Educational Resources for Children
Read how school nurses and others in the school community can help improve student vision outcomes through early detection and eye safety education.
Preventing Vision Loss Among Students Through Eye Safety and Early Detection, NASN School Nurse. 2013 September.
See All You Can See
NEI's website for kids is intended for children ages 6-9 years old and provides general information on vision and protecting the eyes.
See All You Can See
Sports-Related Eye Safety Information
Find information and resources that highlight the importance of eye protection while playing sports and tips for reducing sports-related eye injuries.
Sports-Related Eye Safety
Downloadable Educational Materials
These materials can be incorporated into classroom activities and shared with children at school, doctors' offices, home, or elsewhere as a fun way to learn about the eye, healthy vision and eye diseases, and eye safety.
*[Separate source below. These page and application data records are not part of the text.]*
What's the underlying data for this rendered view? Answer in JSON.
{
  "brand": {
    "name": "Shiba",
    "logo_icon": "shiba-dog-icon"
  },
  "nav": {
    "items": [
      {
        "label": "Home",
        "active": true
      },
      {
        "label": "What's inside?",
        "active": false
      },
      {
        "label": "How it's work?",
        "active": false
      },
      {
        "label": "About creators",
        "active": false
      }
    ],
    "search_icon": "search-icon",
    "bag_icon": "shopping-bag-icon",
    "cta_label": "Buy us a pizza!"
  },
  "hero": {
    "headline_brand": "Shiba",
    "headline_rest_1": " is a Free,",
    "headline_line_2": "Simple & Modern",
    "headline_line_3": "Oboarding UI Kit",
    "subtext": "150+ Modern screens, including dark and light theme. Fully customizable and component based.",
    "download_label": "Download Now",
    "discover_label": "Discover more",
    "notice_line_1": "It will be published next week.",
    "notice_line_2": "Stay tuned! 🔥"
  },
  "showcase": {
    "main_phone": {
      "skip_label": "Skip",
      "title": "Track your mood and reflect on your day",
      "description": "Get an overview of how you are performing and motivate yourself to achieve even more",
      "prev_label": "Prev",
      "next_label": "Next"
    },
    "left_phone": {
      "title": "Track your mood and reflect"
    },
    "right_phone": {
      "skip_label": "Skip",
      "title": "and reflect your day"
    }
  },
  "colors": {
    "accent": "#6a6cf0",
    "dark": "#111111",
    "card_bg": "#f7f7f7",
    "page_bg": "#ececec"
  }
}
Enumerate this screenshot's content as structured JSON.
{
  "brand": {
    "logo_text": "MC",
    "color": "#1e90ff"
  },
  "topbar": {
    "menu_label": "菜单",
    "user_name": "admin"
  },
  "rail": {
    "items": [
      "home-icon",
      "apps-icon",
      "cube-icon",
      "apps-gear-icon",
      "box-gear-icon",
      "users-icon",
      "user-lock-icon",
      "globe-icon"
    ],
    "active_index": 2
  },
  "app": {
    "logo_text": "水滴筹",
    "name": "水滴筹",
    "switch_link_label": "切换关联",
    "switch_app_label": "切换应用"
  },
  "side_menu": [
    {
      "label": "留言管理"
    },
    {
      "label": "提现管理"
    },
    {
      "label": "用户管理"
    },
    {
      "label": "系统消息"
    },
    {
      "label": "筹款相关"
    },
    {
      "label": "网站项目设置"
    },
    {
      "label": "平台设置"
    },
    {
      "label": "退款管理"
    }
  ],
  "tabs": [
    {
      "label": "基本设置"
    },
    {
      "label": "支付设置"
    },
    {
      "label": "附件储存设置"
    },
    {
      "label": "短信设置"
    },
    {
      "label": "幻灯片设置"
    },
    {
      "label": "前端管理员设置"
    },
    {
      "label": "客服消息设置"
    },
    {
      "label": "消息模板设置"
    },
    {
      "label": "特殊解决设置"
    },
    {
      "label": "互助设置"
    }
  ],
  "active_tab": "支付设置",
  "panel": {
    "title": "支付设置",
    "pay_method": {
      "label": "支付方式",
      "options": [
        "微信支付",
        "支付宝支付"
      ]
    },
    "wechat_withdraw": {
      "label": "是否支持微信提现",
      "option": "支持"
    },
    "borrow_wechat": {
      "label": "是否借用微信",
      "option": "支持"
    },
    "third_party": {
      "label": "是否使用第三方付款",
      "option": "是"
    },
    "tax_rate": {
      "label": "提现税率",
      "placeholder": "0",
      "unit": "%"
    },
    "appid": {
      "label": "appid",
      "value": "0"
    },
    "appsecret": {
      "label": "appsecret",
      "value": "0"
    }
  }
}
See All You Can See Activity Book PDF* (13KB)
See All You Can See Eye Fun Fact Calendar PDF* (1.2KB)
Wild About Healthy Vision Agenda Book PDF* (60KB)
Designed for elementary school-aged children, this activity book contains word puzzles, image search games, eye safety tips, classroom projects like cutouts and coloring pages, a glossary, and more to help children learn about parts of the eye, healthy vision, and eye safety.
Designed for elementary school-aged children, this calendar is a great way to learn about the eyes and recognize the importance of healthy vision. The calendar offers 31 interesting tips, facts about sports-related eye injuries, and myth busters about eyes and vision.
Designed for middle school-aged children, this agenda book features interesting eye-related myth busters and facts, an eye chart, word puzzles, eye safety tips, a glossary, and activities to help children learn about parts of the eye and how they work, healthy vision and eye diseases, and eye safety.
Ask a Scientist Video Series
Children have lots of questions about vision, how eyes work, and what it means to be a scientist. In this video series, NEI scientists answer some of the most frequently asked questions.
NEI: Ask a Scientist -- How did you become a scientist?
National Eye Institute video features Dr. Chris Thomas answering children's questions about how you can become a scientist and the variety of jobs they do.
NEI: Ask a Scientist -- What is an optical illusion?
National Eye Institute video features Dr. Matt McMahon presenting a fun example and explains how it plays tricks on our eyes.
NEI: Ask a Scientist -- Why did you become a scientist?
National Eye Institute video features Dr. Pat Becerra discussing why she became a scientist and encourages girls who are interested in science to pursue this interest.
NEI: Ask a Scientist -- What is Colorblindness?
National Eye Institute video features Dr. Sheldon Miller answering children's questions on colorblindness, whether it can be treated, and how people become color blind.
Last Updated: September 2013